The point is, I know I still have a lot to learn. This was my first elegy, and I am extremely proud of the results for never having attempted this kind of poem before. I felt comfortable using meter, rhythm, rhyme, alliteration, enjambment, punctuation, syntactical inversion, and the other specific devices I applied. But I realize there are other considerations besides the minute details. See Poetry Foundation’s Glossary Terms for more information about poetic devices.
A vital turning point
This time, in a real, significant way, it was the bigger picture, the thematic and tonal journey within the poem, that I learned more about how to execute. That might have something to do with my experience participating in National Novel Writing Month for the past 4 years. I have become more comfortable with longer forms of creative writing.
Prior to that period, my poetry felt stuck or trapped, without clear purpose, clear meaning, or a sense of satisfying completeness. This effect may be why, though I have always loved reading and writing in verse, I only wrote a poem or two every six months for several years.
The elegy‘s big picture, for instance, is that it has three main “movements,” if you will: lament, praise of the departed, and acceptance. A condensed version of the psychological stages of grief you may be familiar with. Fortunately for me, by this time in history, the rules beyond that structure have very much loosened or fallen away.
They already had cut me some slack, so I cut myself that same slack when it was time to assess my results.
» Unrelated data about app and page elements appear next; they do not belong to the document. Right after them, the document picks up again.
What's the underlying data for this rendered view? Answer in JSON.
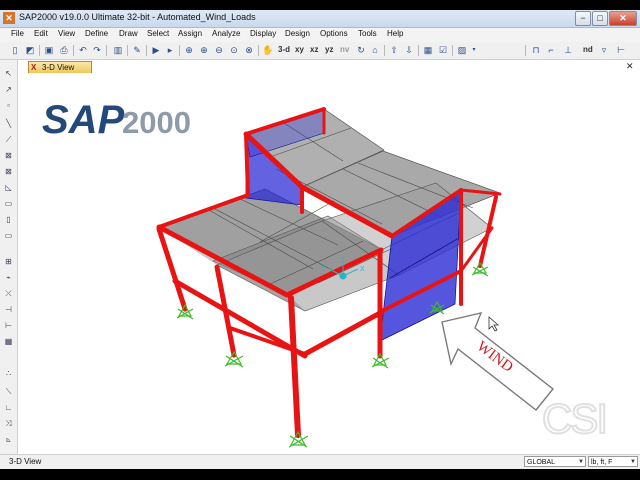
{
  "window": {
    "title": "SAP2000 v19.0.0 Ultimate 32-bit - Automated_Wind_Loads",
    "app_icon": "sap-logo-icon",
    "controls": [
      "−",
      "□",
      "✕"
    ]
  },
  "menu": [
    "File",
    "Edit",
    "View",
    "Define",
    "Draw",
    "Select",
    "Assign",
    "Analyze",
    "Display",
    "Design",
    "Options",
    "Tools",
    "Help"
  ],
  "toolbar": {
    "view_buttons": [
      "3-d",
      "xy",
      "xz",
      "yz",
      "nv"
    ],
    "right_label": "nd"
  },
  "view_tab": {
    "close": "X",
    "label": "3-D View"
  },
  "canvas": {
    "logo_sap": "SAP",
    "logo_num": "2000",
    "wind_label": "WIND",
    "axes": {
      "x": "X",
      "y": "Y",
      "z": "Z"
    },
    "watermark": "CSI"
  },
  "status": {
    "view_name": "3-D View",
    "coord_system": "GLOBAL",
    "units": "lb, ft, F"
  },
  "colors": {
    "frame": "#e81414",
    "slab": "#8a8a8a",
    "wall": "#3030d8",
    "support": "#3dbb2a",
    "logo": "#23497a"
  }
}
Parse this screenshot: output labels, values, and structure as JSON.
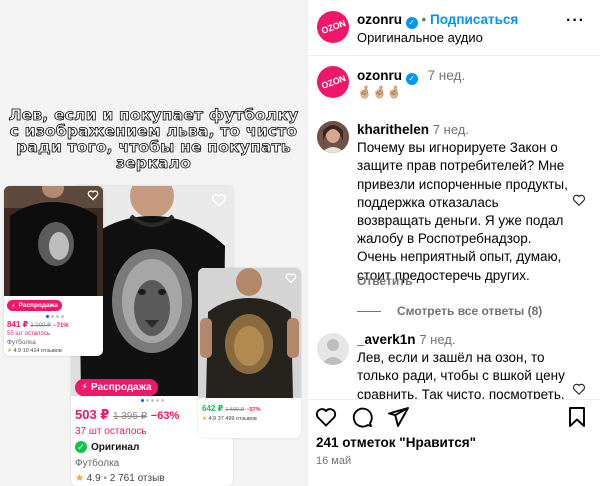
{
  "media": {
    "caption_lines": [
      "Лев, если и покупает футболку",
      "с изображением льва, то чисто",
      "ради того, чтобы не покупать",
      "зеркало"
    ],
    "cards": {
      "small_left": {
        "sale_label": "Распродажа",
        "price": "841 ₽",
        "old_price": "3 000 ₽",
        "discount": "−71%",
        "stock": "55 шт осталось",
        "kind": "Футболка",
        "rating": "4.9",
        "reviews": "10 414 отзывов"
      },
      "center": {
        "sale_label": "Распродажа",
        "price": "503 ₽",
        "old_price": "1 395 ₽",
        "discount": "−63%",
        "stock": "37 шт осталось",
        "original_label": "Оригинал",
        "kind": "Футболка",
        "rating": "4.9",
        "reviews": "2 761 отзыв"
      },
      "small_right": {
        "price": "642 ₽",
        "old_price": "1 500 ₽",
        "discount": "−57%",
        "rating": "4.9",
        "reviews": "37 499 отзывов"
      }
    }
  },
  "header": {
    "username": "ozonru",
    "follow_label": "Подписаться",
    "audio": "Оригинальное аудио",
    "avatar_text": "OZON"
  },
  "post": {
    "username": "ozonru",
    "time": "7 нед.",
    "text": "🤞🏼🤞🏼🤞🏼"
  },
  "comments": [
    {
      "username": "kharithelen",
      "time": "7 нед.",
      "text": "Почему вы игнорируете Закон о защите прав потребителей? Мне привезли испорченные продукты, поддержка отказалась возвращать деньги. Я уже подал жалобу в Роспотребнадзор. Очень неприятный опыт, думаю, стоит предостеречь других.",
      "reply_label": "Ответить",
      "view_replies": "Смотреть все ответы (8)"
    },
    {
      "username": "_averk1n",
      "time": "7 нед.",
      "text": "Лев, если и зашёл на озон, то только ради, чтобы с вшкой цену сравнить. Так чисто, посмотреть,"
    }
  ],
  "footer": {
    "likes": "241 отметок \"Нравится\"",
    "date": "16 май"
  },
  "colors": {
    "ozon_pink": "#f0176b",
    "ig_blue": "#0095f6",
    "muted": "#737373"
  },
  "icons": [
    "heart-icon",
    "comment-icon",
    "share-icon",
    "bookmark-icon",
    "more-icon",
    "verified-icon"
  ]
}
As a self-proclaimed recovering perfectionist, I’m also proud of doing that. Ultimately, good enough was good enough.
We all have to do that for ourselves, just as much as we need to work with diligent care in our writing. It’s what makes public expression possible, that final letting-go.
Note that I have no immediate plans to publish my whole elegy, so, clearly, I have yet to embrace fully, to trust an audience with, such a release. Of course, that’s not just a personal issue; writing in general, and poetry writing in particular, can be a poor way to earn an income. The trick is to find some value in publishing it despite the deterrents.
Now that I can see, for the first time in years, that I am developing in my craft, I can also see that next stop approaching, the point of full sharing, of unfettered expression. And I am more ready for it now than ever.
Oh so meta: a new awareness
Thinking about the verse writing process in a holistic sense–thinking and writing about my writing process for a specific project with clear goals–gave me a new kind and level of structure within which to create. It helped me maintain a balanced approach and perspective on how things were going. I saw my work through my reader’s eyes in a more real way, and I recognized more clearly my limits and potential. Accountability met confidence and led to productivity. It’s very encouraging.
As I say in the last stanza of the poem, in essence, for ourselves and on behalf of those who’ve gone, we the living, so privileged, must press on. We must act in gratitude for every remaining moment to choose freely our own way. Some day, that freedom will end, and so will we.
Carpe punctum. Seize the moment.
I have cherished these moments remembering Leonard Nimoy and his celebrated character Spock. In a way, I’d almost rather not finish working on the poem because it’s like a final good-bye, but at least now I have it to come back to, along with access to most records of his life and achievements. Thank you for spending some of your moments with me as well.
? What are your thoughts on this series or on verse writing? I welcome your comments or tweets @Carrielt37.
If you’re just joining me and would like to read about how this project began, go to On Process: Verse Writing, Introduction and Part I: Motivation and follow the bread crumbs from there.
Thanks again for following me on this journey of writing–and thinking about the process of writing–in a new poetic form, the elegy. I wish you all the best in your own creative endeavors.